The Celts by Simon Jenkins – Review
By Sandra Callard
The Celts are something of a historical enigma. They came to Britain in the first or second centuries BC, moved across England to the west and seemed to settle roughly in Wales, where it would seem that the still spoken Welsh Language is the nearest we can get to the Celtic tongue – and yet there remains little actual evidence of their long stay on British soil.
Simon Jenkins is a very knowledgeable writer of history and the things he has turned up regarding these mysterious people is indeed fascinating, but his words about them do not fill the book. About a quarter of the way through the book his investigation into the Celts gradually turns into a full tilt story of the whole of the political history of the United Kingdom. He tells how it got there and the people who were involved throughout, not just in England, but those in Scotland, Wales and Ireland, and other interesting and fascinating pieces of English history, but very little more about the mysterious Celts.
This was unexpected, but as I love English history I happily read on about every King and Queen, their lives and deaths, and just about every important bit of history from the Romans to the present day. This was an interesting and very lengthy and informative piece of work, but I did keep wondering where the Celts had gone. Perhaps they were as mysterious as they appeared and had no more to tell, and I was quite sad as I had felt the parts about them quite fascinating.
However, the author’s knowledge about British history is startlingly good, and quite as good as what is known about the Celts, so I kept on reading.
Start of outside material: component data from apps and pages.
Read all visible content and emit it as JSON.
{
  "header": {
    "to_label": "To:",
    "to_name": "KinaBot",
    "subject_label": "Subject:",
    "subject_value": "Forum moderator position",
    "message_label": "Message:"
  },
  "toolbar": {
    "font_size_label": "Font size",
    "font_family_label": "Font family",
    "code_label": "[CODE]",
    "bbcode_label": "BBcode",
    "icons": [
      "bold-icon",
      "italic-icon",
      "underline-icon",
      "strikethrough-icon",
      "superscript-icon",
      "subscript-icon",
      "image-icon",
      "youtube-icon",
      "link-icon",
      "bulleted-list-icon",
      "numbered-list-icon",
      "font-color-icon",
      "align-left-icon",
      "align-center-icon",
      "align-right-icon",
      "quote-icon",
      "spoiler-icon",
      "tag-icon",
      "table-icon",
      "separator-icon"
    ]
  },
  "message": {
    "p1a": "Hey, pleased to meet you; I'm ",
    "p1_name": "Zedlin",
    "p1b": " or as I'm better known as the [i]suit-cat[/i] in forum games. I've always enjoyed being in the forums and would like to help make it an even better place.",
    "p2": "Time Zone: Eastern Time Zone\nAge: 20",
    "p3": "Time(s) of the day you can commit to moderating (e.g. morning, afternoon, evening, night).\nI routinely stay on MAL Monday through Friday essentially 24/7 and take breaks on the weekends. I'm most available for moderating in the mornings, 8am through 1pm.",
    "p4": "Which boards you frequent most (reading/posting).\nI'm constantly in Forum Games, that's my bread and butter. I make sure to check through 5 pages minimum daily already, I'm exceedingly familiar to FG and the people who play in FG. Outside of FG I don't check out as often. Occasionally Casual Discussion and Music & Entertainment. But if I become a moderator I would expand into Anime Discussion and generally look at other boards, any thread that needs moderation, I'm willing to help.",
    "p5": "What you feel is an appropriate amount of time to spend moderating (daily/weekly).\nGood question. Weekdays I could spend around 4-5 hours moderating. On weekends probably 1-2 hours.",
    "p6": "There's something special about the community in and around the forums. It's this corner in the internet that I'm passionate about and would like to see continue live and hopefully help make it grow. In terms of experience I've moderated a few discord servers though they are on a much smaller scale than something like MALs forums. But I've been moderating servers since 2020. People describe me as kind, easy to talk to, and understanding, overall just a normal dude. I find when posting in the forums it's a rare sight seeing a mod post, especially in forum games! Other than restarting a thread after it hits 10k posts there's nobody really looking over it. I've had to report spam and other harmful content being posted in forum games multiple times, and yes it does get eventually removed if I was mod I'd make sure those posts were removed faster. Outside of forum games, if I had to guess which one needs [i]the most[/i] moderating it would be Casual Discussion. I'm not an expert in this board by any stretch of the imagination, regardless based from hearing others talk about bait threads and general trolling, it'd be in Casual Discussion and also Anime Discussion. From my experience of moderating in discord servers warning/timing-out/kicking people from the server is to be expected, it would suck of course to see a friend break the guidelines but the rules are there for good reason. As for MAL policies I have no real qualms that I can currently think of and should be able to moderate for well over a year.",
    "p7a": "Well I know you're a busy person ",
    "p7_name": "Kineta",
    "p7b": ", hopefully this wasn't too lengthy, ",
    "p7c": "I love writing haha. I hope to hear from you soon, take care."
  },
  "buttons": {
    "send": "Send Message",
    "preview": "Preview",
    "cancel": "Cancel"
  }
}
It seemed that not one single point had been missed about the reigns of every monarch from William the Conqueror to the present day, and that not including those from the days of the Vikings and subsequent kings, battles, births and deaths up to 1066. It is beautifully written with a firm hand on his facts, and I felt almost breathless as I finished the book at the enormous scope that had been covered.
But yet the Celts lingered in my mind on completion of the book. They had disappeared from Jenkins’ book as easily as they had disappeared from history, leaving only sparse but fascinating clues behind. So here is a book on English history overflowing with facts and suppositions by the author, and personal information about England’s monarchs. But it is like reading a tiny book on the Celts and then a long one on English history.
Despite it all, I enjoyed it immensely – but just wished that the Celts could have left a bit more behind to flesh out their story further rather than remaining the enigma they still are.
‘The Celts’ by Simon Jenkins is published by Profile Books, £16.99